Did you provide your feedback regarding the Dayton Riverfront Plan during the public meetings last October? Whether you attended a public meeting or provided your input through an online survey, your input is being incorporated into a synthesized framework plan that will become the future of Dayton’s riverfronts.
Feedback was collected both during the public meetings and from the post-meeting survey. Input from partners and stakeholders were also collected. Throughout the process of collecting this information, planning ideas continue to evolve. Sasaki and the Dayton Riverfront Plan partners took time after the Thanksgiving holiday to conduct a two-day planning workshop in which the project team took a deeper dive into planning concepts.
Currently, a synthesized framework plan is growing. This plan marries the best ideas from the two respective framework concept plans which were proposed in October. These two frameworks—the Neighborhood Mosaic Framework and the Green City Framework—each had elements that were attractive to the public and community stakeholders.
Neighborhood Mosaic Framework: This framework reinforces neighborhood character by creating distinct identities for each of the four river corridors and central downtown:
- The “community corridor” along the Wolf Creek to the west
- The “culture corridor” along the Stillwater River to the north
- The “technology corridor” along the Mad River to the east
- The “education corridor” along the Great Miami River to the south
- The “create center” in downtown Dayton’s core
Green City Framework: This framework approached the study area as a series of concentric circles with the idea of connecting people to the water and catalyzing redevelopment with new amenities, particularly along major street corridors.
Below are some major features of the synthesized framework, utilizing the best ideas from each framework above.
- Solidifies the five corridor identities established in the Neighborhood Mosaic Framework and begins to highlight areas to be considered for improved open space, as well as economic development opportunities.
- Identifies the major street corridors in each of those five areas where new businesses, retail, restaurants and entertainment may be provided
- Begins to identify key points along the river corridors where connections across the rivers could be made, particularly on the north and west sides of downtown on the Great Miami River, as well as further north on the Stillwater River and west on the Wolf Creek.

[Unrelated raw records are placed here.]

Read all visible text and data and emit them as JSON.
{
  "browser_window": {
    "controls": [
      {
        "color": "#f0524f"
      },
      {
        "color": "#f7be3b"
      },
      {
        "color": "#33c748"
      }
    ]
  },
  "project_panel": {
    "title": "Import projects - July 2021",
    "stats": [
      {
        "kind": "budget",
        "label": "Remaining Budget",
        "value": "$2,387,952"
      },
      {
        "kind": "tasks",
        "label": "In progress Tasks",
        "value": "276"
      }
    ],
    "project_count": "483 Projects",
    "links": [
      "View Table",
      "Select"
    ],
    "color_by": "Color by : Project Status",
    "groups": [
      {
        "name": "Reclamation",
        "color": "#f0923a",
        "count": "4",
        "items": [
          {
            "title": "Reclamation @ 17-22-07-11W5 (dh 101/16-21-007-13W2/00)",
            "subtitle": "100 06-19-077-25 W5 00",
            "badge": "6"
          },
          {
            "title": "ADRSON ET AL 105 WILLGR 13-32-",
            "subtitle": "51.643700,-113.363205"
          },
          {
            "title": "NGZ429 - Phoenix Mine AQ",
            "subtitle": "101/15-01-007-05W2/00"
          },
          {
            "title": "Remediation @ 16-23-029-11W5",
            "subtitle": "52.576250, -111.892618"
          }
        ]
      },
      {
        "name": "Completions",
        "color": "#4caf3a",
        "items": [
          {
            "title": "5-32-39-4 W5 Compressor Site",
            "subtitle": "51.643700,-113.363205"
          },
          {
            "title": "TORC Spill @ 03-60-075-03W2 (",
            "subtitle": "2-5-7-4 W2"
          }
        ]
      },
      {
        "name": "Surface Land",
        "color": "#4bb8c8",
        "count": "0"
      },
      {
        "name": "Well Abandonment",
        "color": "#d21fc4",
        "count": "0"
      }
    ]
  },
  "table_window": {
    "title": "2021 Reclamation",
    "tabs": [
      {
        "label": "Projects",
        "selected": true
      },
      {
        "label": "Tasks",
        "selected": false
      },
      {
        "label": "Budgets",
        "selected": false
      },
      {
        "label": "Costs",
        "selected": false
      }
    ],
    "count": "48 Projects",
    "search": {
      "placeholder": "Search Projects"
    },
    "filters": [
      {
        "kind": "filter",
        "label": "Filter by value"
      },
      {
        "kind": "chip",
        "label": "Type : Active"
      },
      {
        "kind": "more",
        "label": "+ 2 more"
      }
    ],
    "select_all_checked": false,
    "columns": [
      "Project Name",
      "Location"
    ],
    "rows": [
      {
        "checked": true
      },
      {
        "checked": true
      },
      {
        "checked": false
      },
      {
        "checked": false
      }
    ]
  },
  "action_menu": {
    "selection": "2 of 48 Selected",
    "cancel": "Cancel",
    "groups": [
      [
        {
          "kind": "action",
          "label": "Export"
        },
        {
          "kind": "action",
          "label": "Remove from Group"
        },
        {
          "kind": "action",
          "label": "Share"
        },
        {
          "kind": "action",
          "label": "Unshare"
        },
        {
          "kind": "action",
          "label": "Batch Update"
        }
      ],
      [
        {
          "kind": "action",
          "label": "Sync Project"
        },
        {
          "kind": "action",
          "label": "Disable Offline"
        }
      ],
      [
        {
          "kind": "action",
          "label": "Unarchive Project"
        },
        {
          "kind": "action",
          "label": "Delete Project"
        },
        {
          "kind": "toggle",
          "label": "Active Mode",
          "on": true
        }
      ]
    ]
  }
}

- Studies extending bikeways on both sides of each waterway to ensure all adjacent neighborhoods have access to the water.
Check back for more updates after the holidays!